10. In the supermarket, the soya milk of local brands often expire within a few days, but some foreign brands expire in half a year's time. Both types are found in the refrigeration section. Does that mean that the longer lasting ones have a higher dose of preservatives and that we should avoid them?

The difference in shelf-life among different brands of soya milk may be due to the use of different types of heat treatment process in their production. For example, in products that have been Ultra Heat Treated, virtually all microbial population has been eliminated, the shelf-life can extend to months, yet there may not be significant difference in terms of the nutritive and other quality attributes as compared to products treated with other heat processes.

The letters "U.H.T.", which stand for Ultra Heat Treated, may be found on the product package. The use of preservative in U.H.T. products is generally considered not necessary. Also, U.H.T. products normally do not need refrigeration until opened.

11. What is the maximum penalty for the breach of regulations related to the labelling of food additives?

The maximum penalty is a fine of $50,000 and 6 months' imprisonment.

12. Some media in Hong Kong reported that "One Drop of Incense" used as a flavouring agent of soup products made its way into the restaurants of Hong Kong. What is "One Drop of Incense"?

Upon our enquiry, the concerned Mainland authority replied that "One Drop of Incense" was a hotpot flavouring agent. Generally speaking, hotpot flavouring agents may contain vegetable oils and flavouring substances. It was also reported in the media that the major component of "One Drop of Incense" was ethyl maltol, which could be used as a flavouring and a flavour enhancer. The Joint FAO/WHO Expert Committee on Food Additives (JECFA) has evaluated the safety of ethyl maltol and opined that the normal use of ethyl maltol as flavouring in food would not raise safety concern . The Centre for Food Safety also explained, in the February and December 2011 editions of the newsletter "Food Safety Focus", the incident to the public and the trade. For details, please refer to the links below:
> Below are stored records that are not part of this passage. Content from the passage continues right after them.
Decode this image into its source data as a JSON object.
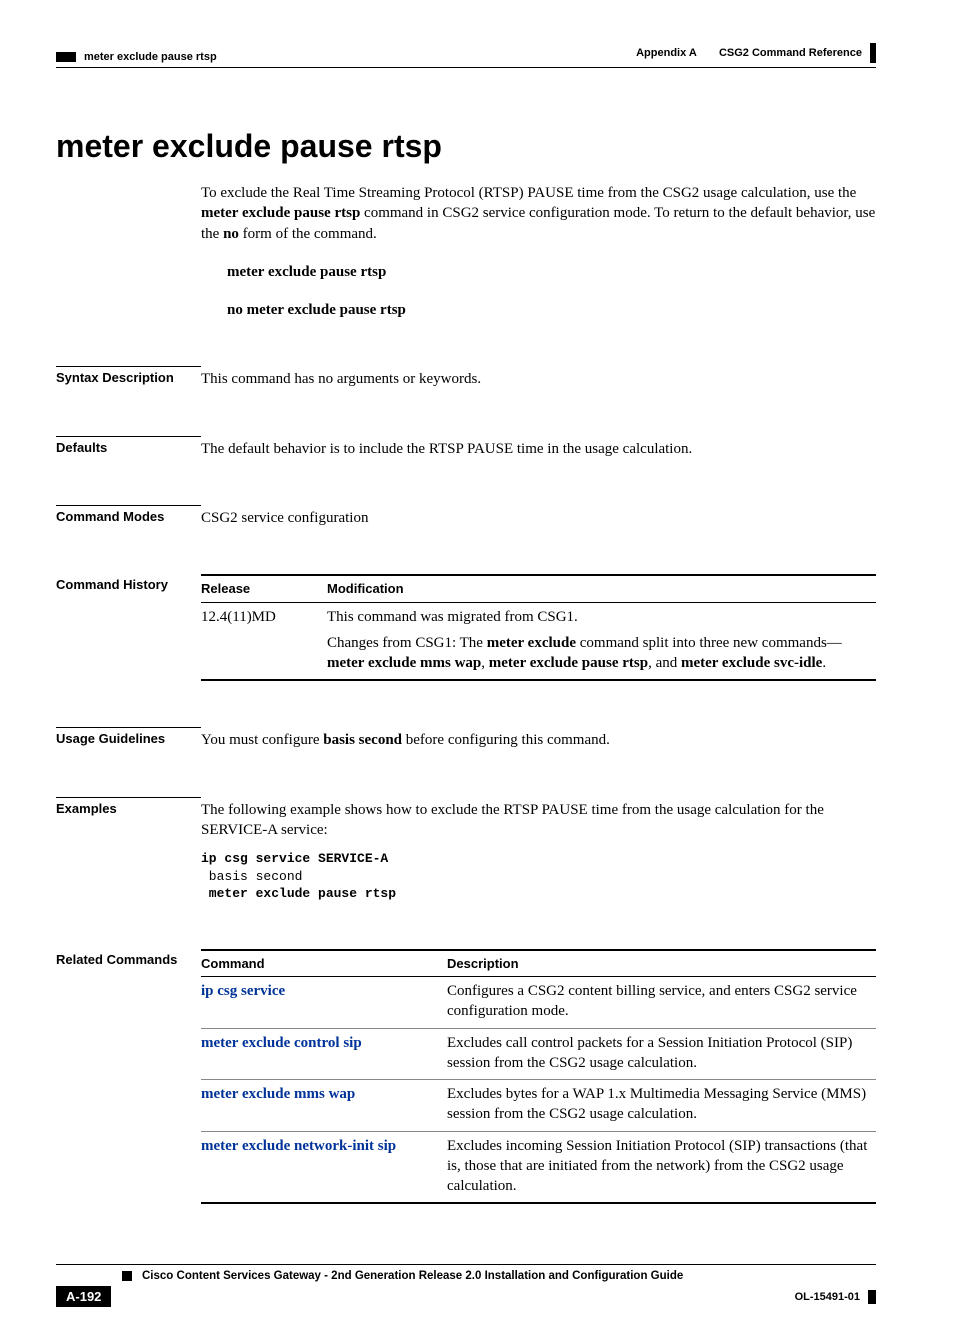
{
  "header": {
    "appendix": "Appendix A",
    "section_title": "CSG2 Command Reference",
    "running_head": "meter exclude pause rtsp"
  },
  "title": "meter exclude pause rtsp",
  "intro": {
    "p1a": "To exclude the Real Time Streaming Protocol (RTSP) PAUSE time from the CSG2 usage calculation, use the ",
    "p1b": "meter exclude pause rtsp",
    "p1c": " command in CSG2 service configuration mode. To return to the default behavior, use the ",
    "p1d": "no",
    "p1e": " form of the command.",
    "form1": "meter exclude pause rtsp",
    "form2": "no meter exclude pause rtsp"
  },
  "sections": {
    "syntax_label": "Syntax Description",
    "syntax_body": "This command has no arguments or keywords.",
    "defaults_label": "Defaults",
    "defaults_body": "The default behavior is to include the RTSP PAUSE time in the usage calculation.",
    "modes_label": "Command Modes",
    "modes_body": "CSG2 service configuration",
    "history_label": "Command History",
    "history_head_release": "Release",
    "history_head_mod": "Modification",
    "history_release": "12.4(11)MD",
    "history_mod_p1": "This command was migrated from CSG1.",
    "history_mod_p2a": "Changes from CSG1: The ",
    "history_mod_p2b": "meter exclude",
    "history_mod_p2c": " command split into three new commands—",
    "history_mod_p2d": "meter exclude mms wap",
    "history_mod_p2e": ", ",
    "history_mod_p2f": "meter exclude pause rtsp",
    "history_mod_p2g": ", and ",
    "history_mod_p2h": "meter exclude svc-idle",
    "history_mod_p2i": ".",
    "usage_label": "Usage Guidelines",
    "usage_a": "You must configure ",
    "usage_b": "basis second",
    "usage_c": " before configuring this command.",
    "examples_label": "Examples",
    "examples_intro": "The following example shows how to exclude the RTSP PAUSE time from the usage calculation for the SERVICE-A service:",
    "examples_code_l1": "ip csg service SERVICE-A",
    "examples_code_l2": " basis second",
    "examples_code_l3": " meter exclude pause rtsp",
    "related_label": "Related Commands",
    "related_head_cmd": "Command",
    "related_head_desc": "Description",
    "related": [
      {
        "cmd": "ip csg service",
        "desc": "Configures a CSG2 content billing service, and enters CSG2 service configuration mode."
      },
      {
        "cmd": "meter exclude control sip",
        "desc": "Excludes call control packets for a Session Initiation Protocol (SIP) session from the CSG2 usage calculation."
      },
      {
        "cmd": "meter exclude mms wap",
        "desc": "Excludes bytes for a WAP 1.x Multimedia Messaging Service (MMS) session from the CSG2 usage calculation."
      },
      {
        "cmd": "meter exclude network-init sip",
        "desc": "Excludes incoming Session Initiation Protocol (SIP) transactions (that is, those that are initiated from the network) from the CSG2 usage calculation."
      }
    ]
  },
  "footer": {
    "book_title": "Cisco Content Services Gateway - 2nd Generation Release 2.0 Installation and Configuration Guide",
    "page_num": "A-192",
    "doc_id": "OL-15491-01"
  }
}
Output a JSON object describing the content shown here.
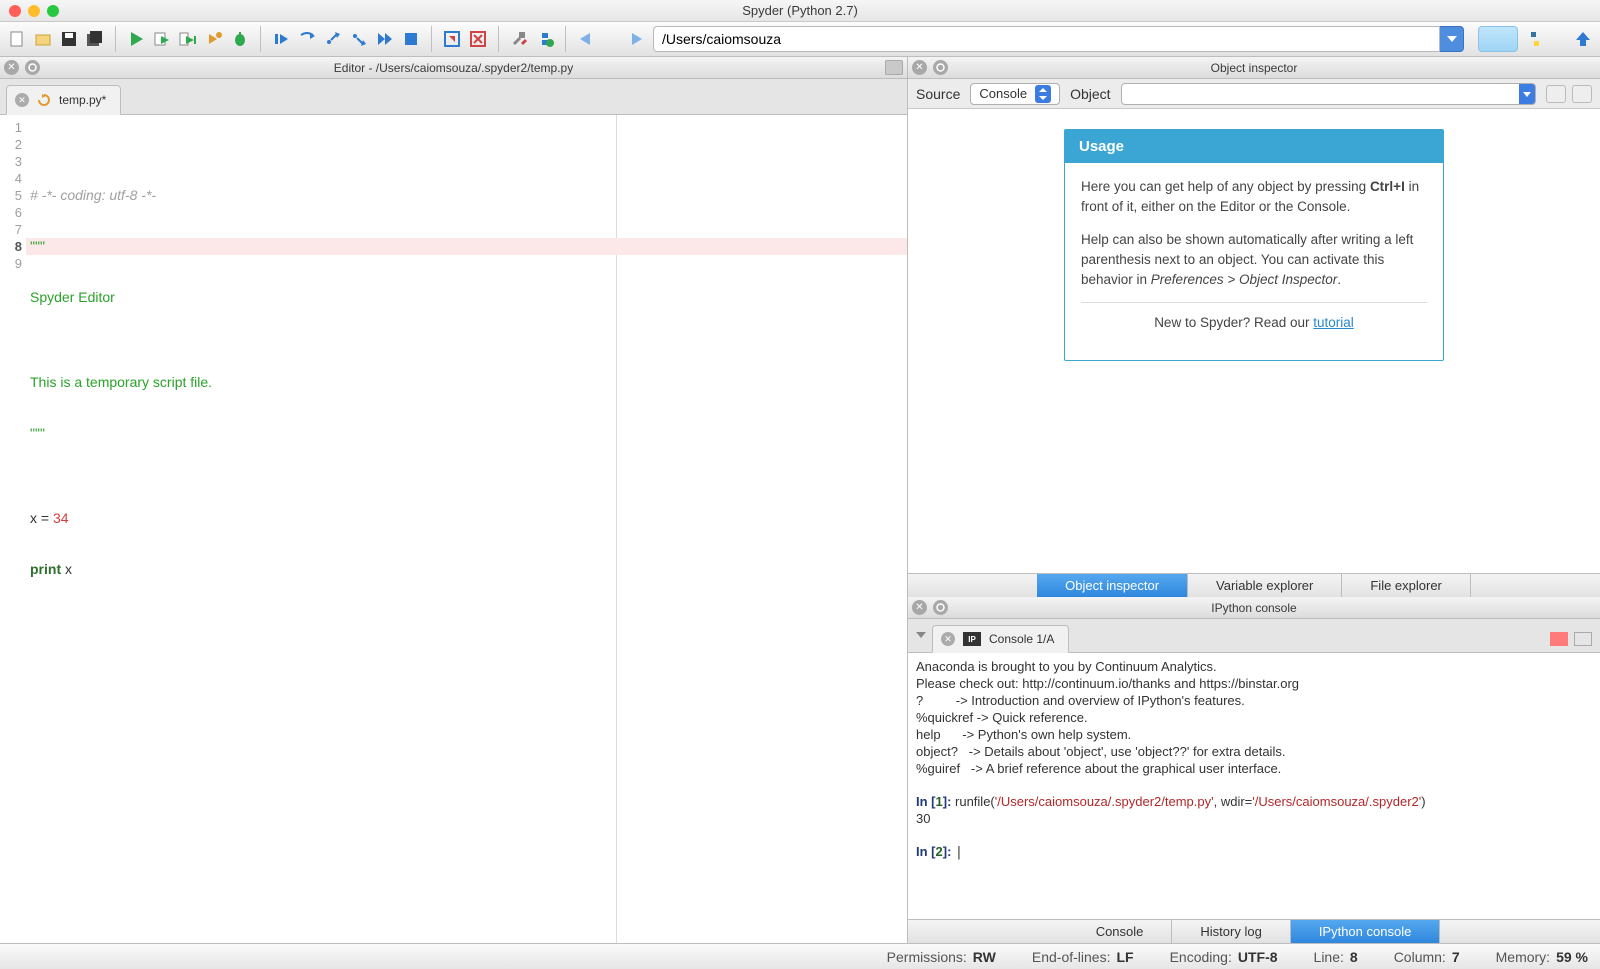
{
  "titlebar": {
    "title": "Spyder (Python 2.7)"
  },
  "toolbar": {
    "path_value": "/Users/caiomsouza"
  },
  "editor": {
    "pane_title": "Editor - /Users/caiomsouza/.spyder2/temp.py",
    "tab_label": "temp.py*",
    "lines": {
      "1": "# -*- coding: utf-8 -*-",
      "2": "\"\"\"",
      "3": "Spyder Editor",
      "4": "",
      "5": "This is a temporary script file.",
      "6": "\"\"\"",
      "7": "",
      "8a": "x ",
      "8b": "= ",
      "8c": "34",
      "9a": "print",
      "9b": " x"
    },
    "linenos": {
      "1": "1",
      "2": "2",
      "3": "3",
      "4": "4",
      "5": "5",
      "6": "6",
      "7": "7",
      "8": "8",
      "9": "9"
    }
  },
  "inspector": {
    "pane_title": "Object inspector",
    "source_label": "Source",
    "source_value": "Console",
    "object_label": "Object",
    "usage_header": "Usage",
    "usage_p1a": "Here you can get help of any object by pressing ",
    "usage_p1b": "Ctrl+I",
    "usage_p1c": " in front of it, either on the Editor or the Console.",
    "usage_p2a": "Help can also be shown automatically after writing a left parenthesis next to an object. You can activate this behavior in ",
    "usage_p2b": "Preferences > Object Inspector",
    "usage_p2c": ".",
    "tutorial_a": "New to Spyder? Read our ",
    "tutorial_link": "tutorial",
    "subtabs": {
      "obj": "Object inspector",
      "var": "Variable explorer",
      "file": "File explorer"
    }
  },
  "ipython": {
    "pane_title": "IPython console",
    "tab_label": "Console 1/A",
    "text_block": "Anaconda is brought to you by Continuum Analytics.\nPlease check out: http://continuum.io/thanks and https://binstar.org\n?         -> Introduction and overview of IPython's features.\n%quickref -> Quick reference.\nhelp      -> Python's own help system.\nobject?   -> Details about 'object', use 'object??' for extra details.\n%guiref   -> A brief reference about the graphical user interface.\n",
    "in1_pre": "In [",
    "in1_num": "1",
    "in1_post": "]: ",
    "in1_call": "runfile(",
    "in1_arg1": "'/Users/caiomsouza/.spyder2/temp.py'",
    "in1_mid": ", wdir=",
    "in1_arg2": "'/Users/caiomsouza/.spyder2'",
    "in1_end": ")",
    "out1": "30",
    "in2_pre": "In [",
    "in2_num": "2",
    "in2_post": "]: ",
    "subtabs": {
      "console": "Console",
      "history": "History log",
      "ipy": "IPython console"
    }
  },
  "statusbar": {
    "perm_l": "Permissions:",
    "perm_v": "RW",
    "eol_l": "End-of-lines:",
    "eol_v": "LF",
    "enc_l": "Encoding:",
    "enc_v": "UTF-8",
    "line_l": "Line:",
    "line_v": "8",
    "col_l": "Column:",
    "col_v": "7",
    "mem_l": "Memory:",
    "mem_v": "59 %"
  }
}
Hot Pot Flavouring Agent "One Drop of Incense" (Food Safety Focus 55th Issue, February 2011)

From "One Drop of Incense" to Flavourings (Food Safety Focus 65th Issue, December 2011)

13. What has the Centre for Food Safety (CFS) done to ensure the correct use of food additives ?

Educational materials such as leaflets and booklets are distributed by the CFS through publicity channels including CFS website, periodicals, seminars and exhibitions to brief the public and the trade on various food additives and the relevant legislation. The CFS has also strengthened its publicity efforts by making use of its monthly e-publication "Food Safety Focus", which serves as a platform to introduce a series of articles covering holistically the safety concern of food additives like preservatives, colouring matters, sweeteners, etc. Such information is also available for the public and the trade on the CFS website. Meanwhile, testing on food additives in different types of foods is conducted by the CFS under the food surveillance programme.